- **Exercise instructions**
Each line of data below must be printed exactly as written, with any pictures removed.

*-*-*

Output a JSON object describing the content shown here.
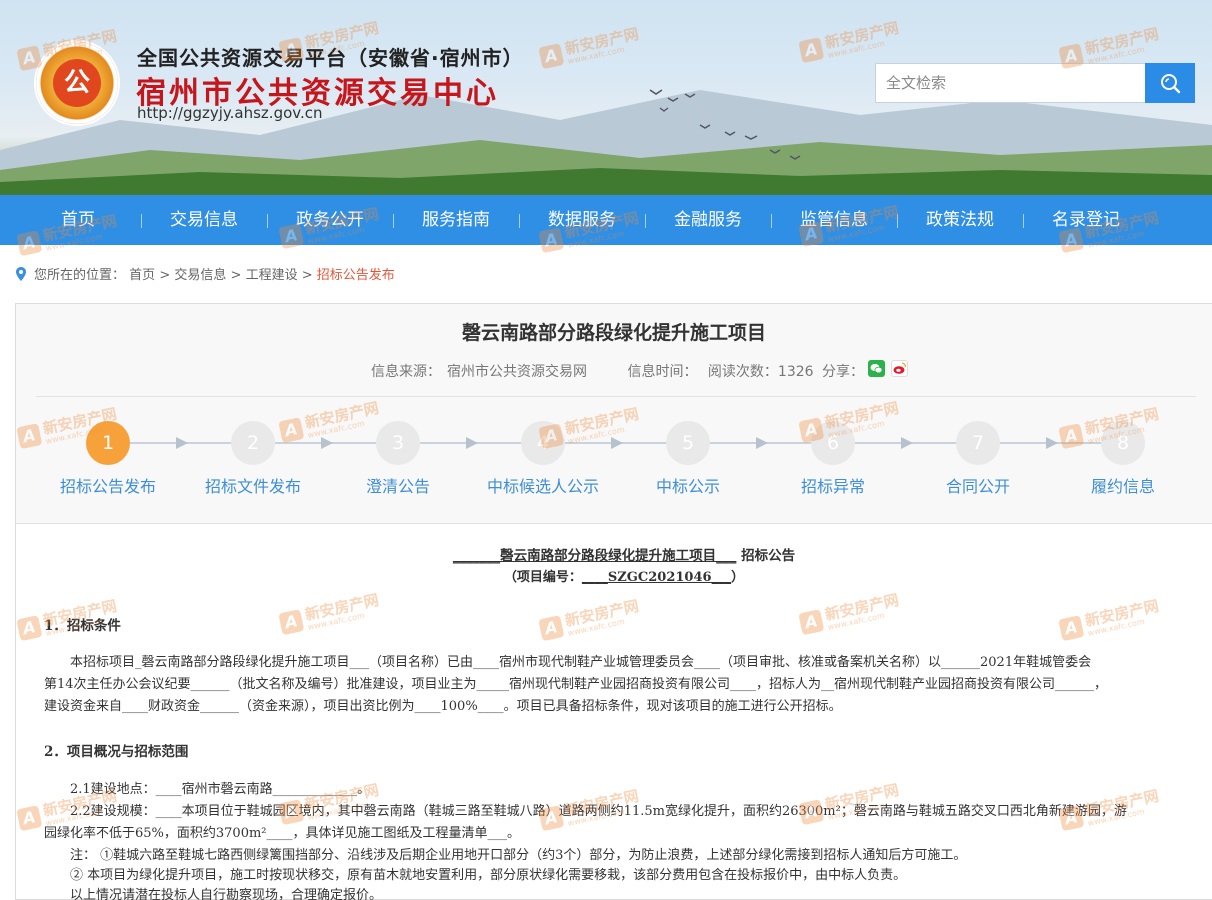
{
  "header": {
    "platform_name": "全国公共资源交易平台（安徽省·宿州市）",
    "center_name": "宿州市公共资源交易中心",
    "url": "http://ggzyjy.ahsz.gov.cn",
    "logo_glyph": "公"
  },
  "search": {
    "placeholder": "全文检索"
  },
  "nav": [
    "首页",
    "交易信息",
    "政务公开",
    "服务指南",
    "数据服务",
    "金融服务",
    "监管信息",
    "政策法规",
    "名录登记"
  ],
  "breadcrumb": {
    "prefix": "您所在的位置：",
    "items": [
      "首页",
      ">",
      "交易信息",
      ">",
      "工程建设",
      ">"
    ],
    "current": "招标公告发布"
  },
  "article": {
    "title": "磬云南路部分路段绿化提升施工项目",
    "source_label": "信息来源：",
    "source": "宿州市公共资源交易网",
    "time_label": "信息时间：",
    "reads_label": "阅读次数：",
    "reads": "1326",
    "share_label": "分享："
  },
  "steps": [
    {
      "num": "1",
      "label": "招标公告发布",
      "active": true
    },
    {
      "num": "2",
      "label": "招标文件发布",
      "active": false
    },
    {
      "num": "3",
      "label": "澄清公告",
      "active": false
    },
    {
      "num": "4",
      "label": "中标候选人公示",
      "active": false
    },
    {
      "num": "5",
      "label": "中标公示",
      "active": false
    },
    {
      "num": "6",
      "label": "招标异常",
      "active": false
    },
    {
      "num": "7",
      "label": "合同公开",
      "active": false
    },
    {
      "num": "8",
      "label": "履约信息",
      "active": false
    }
  ],
  "doc": {
    "ann_title_u": "_______磬云南路部分路段绿化提升施工项目___",
    "ann_title_tail": "招标公告",
    "code_label": "（项目编号：",
    "code_value": "____SZGC2021046___",
    "code_close": "）",
    "sec1": "1．招标条件",
    "p1_line1": "本招标项目_磬云南路部分路段绿化提升施工项目___（项目名称）已由____宿州市现代制鞋产业城管理委员会____（项目审批、核准或备案机关名称）以______2021年鞋城管委会",
    "p1_line2": "第14次主任办公会议纪要______（批文名称及编号）批准建设，项目业主为_____宿州现代制鞋产业园招商投资有限公司____，招标人为__宿州现代制鞋产业园招商投资有限公司______，",
    "p1_line3": "建设资金来自____财政资金______（资金来源），项目出资比例为____100%____。项目已具备招标条件，现对该项目的施工进行公开招标。",
    "sec2": "2．项目概况与招标范围",
    "l21": "2.1建设地点：____宿州市磬云南路_____________。",
    "l22a": "2.2建设规模：____本项目位于鞋城园区境内，其中磬云南路（鞋城三路至鞋城八路）道路两侧约11.5m宽绿化提升，面积约26300m²；磬云南路与鞋城五路交叉口西北角新建游园，游",
    "l22b": "园绿化率不低于65%，面积约3700m²____，具体详见施工图纸及工程量清单___。",
    "note1": "注：  ①鞋城六路至鞋城七路西侧绿篱围挡部分、沿线涉及后期企业用地开口部分（约3个）部分，为防止浪费，上述部分绿化需接到招标人通知后方可施工。",
    "note2": "②  本项目为绿化提升项目，施工时按现状移交，原有苗木就地安置利用，部分原状绿化需要移栽，该部分费用包含在投标报价中，由中标人负责。",
    "note3": "以上情况请潜在投标人自行勘察现场，合理确定报价。"
  },
  "watermark": {
    "title": "新安房产网",
    "url": "www.xafc.com"
  },
  "colors": {
    "nav": "#2f8fe5",
    "accent": "#c6161b",
    "step_active": "#f7a13b",
    "step_label": "#3f8fd6",
    "crumb_current": "#e2573a"
  }
}
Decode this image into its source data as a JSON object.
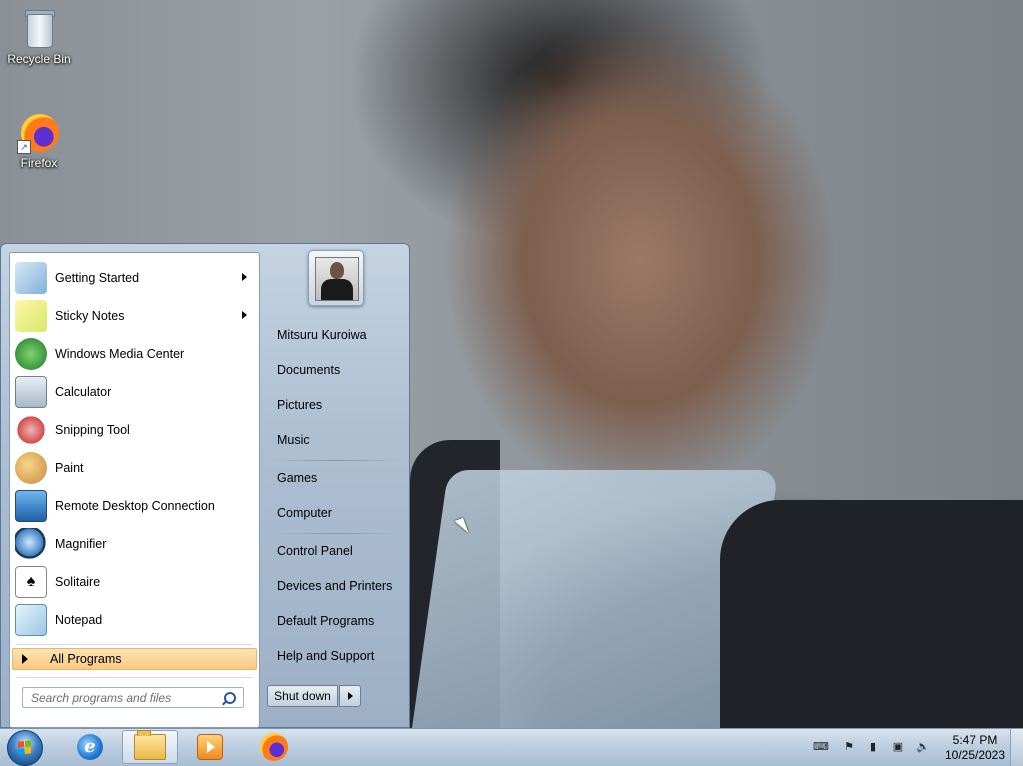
{
  "desktop": {
    "icons": [
      {
        "label": "Recycle Bin",
        "icon": "recycle-bin-icon"
      },
      {
        "label": "Firefox",
        "icon": "firefox-icon"
      }
    ]
  },
  "start_menu": {
    "programs": [
      {
        "label": "Getting Started",
        "icon": "getting-started-icon",
        "has_submenu": true
      },
      {
        "label": "Sticky Notes",
        "icon": "sticky-notes-icon",
        "has_submenu": true
      },
      {
        "label": "Windows Media Center",
        "icon": "windows-media-center-icon",
        "has_submenu": false
      },
      {
        "label": "Calculator",
        "icon": "calculator-icon",
        "has_submenu": false
      },
      {
        "label": "Snipping Tool",
        "icon": "snipping-tool-icon",
        "has_submenu": false
      },
      {
        "label": "Paint",
        "icon": "paint-icon",
        "has_submenu": false
      },
      {
        "label": "Remote Desktop Connection",
        "icon": "remote-desktop-icon",
        "has_submenu": false
      },
      {
        "label": "Magnifier",
        "icon": "magnifier-icon",
        "has_submenu": false
      },
      {
        "label": "Solitaire",
        "icon": "solitaire-icon",
        "has_submenu": false
      },
      {
        "label": "Notepad",
        "icon": "notepad-icon",
        "has_submenu": false
      }
    ],
    "all_programs_label": "All Programs",
    "search_placeholder": "Search programs and files",
    "right_items": [
      "Mitsuru Kuroiwa",
      "Documents",
      "Pictures",
      "Music",
      "Games",
      "Computer",
      "Control Panel",
      "Devices and Printers",
      "Default Programs",
      "Help and Support"
    ],
    "shutdown_label": "Shut down"
  },
  "taskbar": {
    "pinned": [
      {
        "icon": "internet-explorer-icon"
      },
      {
        "icon": "windows-explorer-icon"
      },
      {
        "icon": "windows-media-player-icon"
      },
      {
        "icon": "firefox-icon"
      }
    ],
    "clock_time": "5:47 PM",
    "clock_date": "10/25/2023",
    "tray_icons": [
      "keyboard-icon",
      "action-center-flag-icon",
      "power-icon",
      "network-icon",
      "volume-icon"
    ]
  }
}
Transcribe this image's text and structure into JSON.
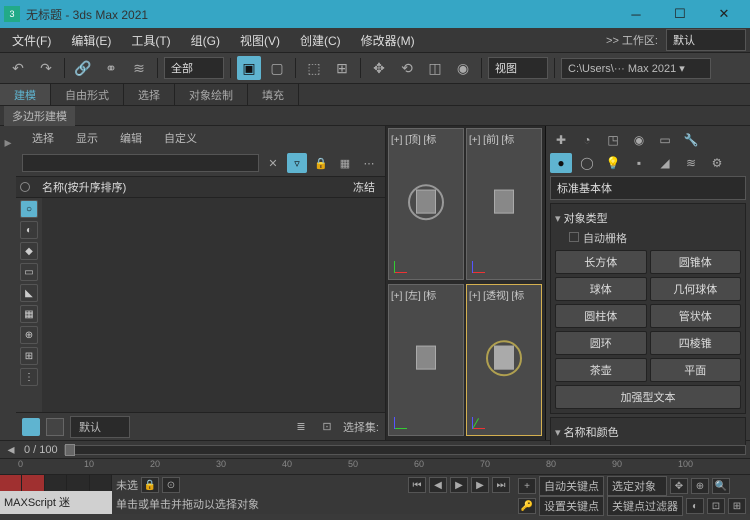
{
  "title": "无标题 - 3ds Max 2021",
  "menus": [
    "文件(F)",
    "编辑(E)",
    "工具(T)",
    "组(G)",
    "视图(V)",
    "创建(C)",
    "修改器(M)"
  ],
  "workspace": {
    "label": ">> 工作区:",
    "value": "默认"
  },
  "toolbar": {
    "all": "全部",
    "viewlabel": "视图",
    "path": "C:\\Users\\··· Max 2021 ▾"
  },
  "ribbon": [
    "建模",
    "自由形式",
    "选择",
    "对象绘制",
    "填充"
  ],
  "ribext": "多边形建模",
  "scene": {
    "tabs": [
      "选择",
      "显示",
      "编辑",
      "自定义"
    ],
    "header": {
      "name": "名称(按升序排序)",
      "freeze": "冻结"
    },
    "footer": {
      "default": "默认",
      "sellabel": "选择集:"
    }
  },
  "viewports": [
    "[+] [顶] [标",
    "[+] [前] [标",
    "[+] [左] [标",
    "[+] [透视] [标"
  ],
  "cmd": {
    "category": "标准基本体",
    "sec1": "对象类型",
    "autogrid": "自动栅格",
    "prims": [
      "长方体",
      "圆锥体",
      "球体",
      "几何球体",
      "圆柱体",
      "管状体",
      "圆环",
      "四棱锥",
      "茶壶",
      "平面"
    ],
    "extra": "加强型文本",
    "sec2": "名称和颜色"
  },
  "time": {
    "range": "0 / 100"
  },
  "ticks": [
    "0",
    "10",
    "20",
    "30",
    "40",
    "50",
    "60",
    "70",
    "80",
    "90",
    "100"
  ],
  "status": {
    "undef": "未选",
    "hint": "单击或单击并拖动以选择对象",
    "maxscript": "MAXScript 迷",
    "autokey": "自动关键点",
    "selobj": "选定对象",
    "setkey": "设置关键点",
    "keyfilter": "关键点过滤器"
  }
}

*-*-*

- **Response to the exercise**
Output a JSON object describing the content shown here.
{
  "header": {
    "platform_name": "全国公共资源交易平台（安徽省·宿州市）",
    "center_name": "宿州市公共资源交易中心",
    "url": "http://ggzyjy.ahsz.gov.cn",
    "logo_glyph": "公"
  },
  "search": {
    "placeholder": "全文检索"
  },
  "nav": [
    "首页",
    "交易信息",
    "政务公开",
    "服务指南",
    "数据服务",
    "金融服务",
    "监管信息",
    "政策法规",
    "名录登记"
  ],
  "breadcrumb": {
    "prefix": "您所在的位置：",
    "items": [
      "首页",
      ">",
      "交易信息",
      ">",
      "工程建设",
      ">"
    ],
    "current": "招标公告发布"
  },
  "article": {
    "title": "磬云南路部分路段绿化提升施工项目",
    "source_label": "信息来源：",
    "source": "宿州市公共资源交易网",
    "time_label": "信息时间：",
    "reads_label": "阅读次数：",
    "reads": "1326",
    "share_label": "分享："
  },
  "steps": [
    {
      "num": "1",
      "label": "招标公告发布",
      "active": true
    },
    {
      "num": "2",
      "label": "招标文件发布",
      "active": false
    },
    {
      "num": "3",
      "label": "澄清公告",
      "active": false
    },
    {
      "num": "4",
      "label": "中标候选人公示",
      "active": false
    },
    {
      "num": "5",
      "label": "中标公示",
      "active": false
    },
    {
      "num": "6",
      "label": "招标异常",
      "active": false
    },
    {
      "num": "7",
      "label": "合同公开",
      "active": false
    },
    {
      "num": "8",
      "label": "履约信息",
      "active": false
    }
  ],
  "doc": {
    "ann_title_u": "_______磬云南路部分路段绿化提升施工项目___",
    "ann_title_tail": "招标公告",
    "code_label": "（项目编号：",
    "code_value": "____SZGC2021046___",
    "code_close": "）",
    "sec1": "1．招标条件",
    "p1_line1": "本招标项目_磬云南路部分路段绿化提升施工项目___（项目名称）已由____宿州市现代制鞋产业城管理委员会____（项目审批、核准或备案机关名称）以______2021年鞋城管委会",
    "p1_line2": "第14次主任办公会议纪要______（批文名称及编号）批准建设，项目业主为_____宿州现代制鞋产业园招商投资有限公司____，招标人为__宿州现代制鞋产业园招商投资有限公司______，",
    "p1_line3": "建设资金来自____财政资金______（资金来源），项目出资比例为____100%____。项目已具备招标条件，现对该项目的施工进行公开招标。",
    "sec2": "2．项目概况与招标范围",
    "l21": "2.1建设地点：____宿州市磬云南路_____________。",
    "l22a": "2.2建设规模：____本项目位于鞋城园区境内，其中磬云南路（鞋城三路至鞋城八路）道路两侧约11.5m宽绿化提升，面积约26300m²；磬云南路与鞋城五路交叉口西北角新建游园，游",
    "l22b": "园绿化率不低于65%，面积约3700m²____，具体详见施工图纸及工程量清单___。",
    "note1": "注：  ①鞋城六路至鞋城七路西侧绿篱围挡部分、沿线涉及后期企业用地开口部分（约3个）部分，为防止浪费，上述部分绿化需接到招标人通知后方可施工。",
    "note2": "②  本项目为绿化提升项目，施工时按现状移交，原有苗木就地安置利用，部分原状绿化需要移栽，该部分费用包含在投标报价中，由中标人负责。",
    "note3": "以上情况请潜在投标人自行勘察现场，合理确定报价。"
  },
  "watermark": {
    "title": "新安房产网",
    "url": "www.xafc.com"
  },
  "colors": {
    "nav": "#2f8fe5",
    "accent": "#c6161b",
    "step_active": "#f7a13b",
    "step_label": "#3f8fd6",
    "crumb_current": "#e2573a"
  }
}
Decode this image into its source data as a JSON object.
{
  "desktop": {
    "icons": [
      {
        "label": "Recycle Bin",
        "icon": "recycle-bin-icon"
      },
      {
        "label": "Firefox",
        "icon": "firefox-icon"
      }
    ]
  },
  "start_menu": {
    "programs": [
      {
        "label": "Getting Started",
        "icon": "getting-started-icon",
        "has_submenu": true
      },
      {
        "label": "Sticky Notes",
        "icon": "sticky-notes-icon",
        "has_submenu": true
      },
      {
        "label": "Windows Media Center",
        "icon": "windows-media-center-icon",
        "has_submenu": false
      },
      {
        "label": "Calculator",
        "icon": "calculator-icon",
        "has_submenu": false
      },
      {
        "label": "Snipping Tool",
        "icon": "snipping-tool-icon",
        "has_submenu": false
      },
      {
        "label": "Paint",
        "icon": "paint-icon",
        "has_submenu": false
      },
      {
        "label": "Remote Desktop Connection",
        "icon": "remote-desktop-icon",
        "has_submenu": false
      },
      {
        "label": "Magnifier",
        "icon": "magnifier-icon",
        "has_submenu": false
      },
      {
        "label": "Solitaire",
        "icon": "solitaire-icon",
        "has_submenu": false
      },
      {
        "label": "Notepad",
        "icon": "notepad-icon",
        "has_submenu": false
      }
    ],
    "all_programs_label": "All Programs",
    "search_placeholder": "Search programs and files",
    "right_items": [
      "Mitsuru Kuroiwa",
      "Documents",
      "Pictures",
      "Music",
      "Games",
      "Computer",
      "Control Panel",
      "Devices and Printers",
      "Default Programs",
      "Help and Support"
    ],
    "shutdown_label": "Shut down"
  },
  "taskbar": {
    "pinned": [
      {
        "icon": "internet-explorer-icon"
      },
      {
        "icon": "windows-explorer-icon"
      },
      {
        "icon": "windows-media-player-icon"
      },
      {
        "icon": "firefox-icon"
      }
    ],
    "clock_time": "5:47 PM",
    "clock_date": "10/25/2023",
    "tray_icons": [
      "keyboard-icon",
      "action-center-flag-icon",
      "power-icon",
      "network-icon",
      "volume-icon"
    ]
  }
}
Transcribe this image's text and structure into JSON.
{
  "title": "无标题 - 3ds Max 2021",
  "menus": [
    "文件(F)",
    "编辑(E)",
    "工具(T)",
    "组(G)",
    "视图(V)",
    "创建(C)",
    "修改器(M)"
  ],
  "workspace": {
    "label": ">> 工作区:",
    "value": "默认"
  },
  "toolbar": {
    "all": "全部",
    "viewlabel": "视图",
    "path": "C:\\Users\\··· Max 2021 ▾"
  },
  "ribbon": [
    "建模",
    "自由形式",
    "选择",
    "对象绘制",
    "填充"
  ],
  "ribext": "多边形建模",
  "scene": {
    "tabs": [
      "选择",
      "显示",
      "编辑",
      "自定义"
    ],
    "header": {
      "name": "名称(按升序排序)",
      "freeze": "冻结"
    },
    "footer": {
      "default": "默认",
      "sellabel": "选择集:"
    }
  },
  "viewports": [
    "[+] [顶] [标",
    "[+] [前] [标",
    "[+] [左] [标",
    "[+] [透视] [标"
  ],
  "cmd": {
    "category": "标准基本体",
    "sec1": "对象类型",
    "autogrid": "自动栅格",
    "prims": [
      "长方体",
      "圆锥体",
      "球体",
      "几何球体",
      "圆柱体",
      "管状体",
      "圆环",
      "四棱锥",
      "茶壶",
      "平面"
    ],
    "extra": "加强型文本",
    "sec2": "名称和颜色"
  },
  "time": {
    "range": "0 / 100"
  },
  "ticks": [
    "0",
    "10",
    "20",
    "30",
    "40",
    "50",
    "60",
    "70",
    "80",
    "90",
    "100"
  ],
  "status": {
    "undef": "未选",
    "hint": "单击或单击并拖动以选择对象",
    "maxscript": "MAXScript 迷",
    "autokey": "自动关键点",
    "selobj": "选定对象",
    "setkey": "设置关键点",
    "keyfilter": "关键点过滤器"
  }
}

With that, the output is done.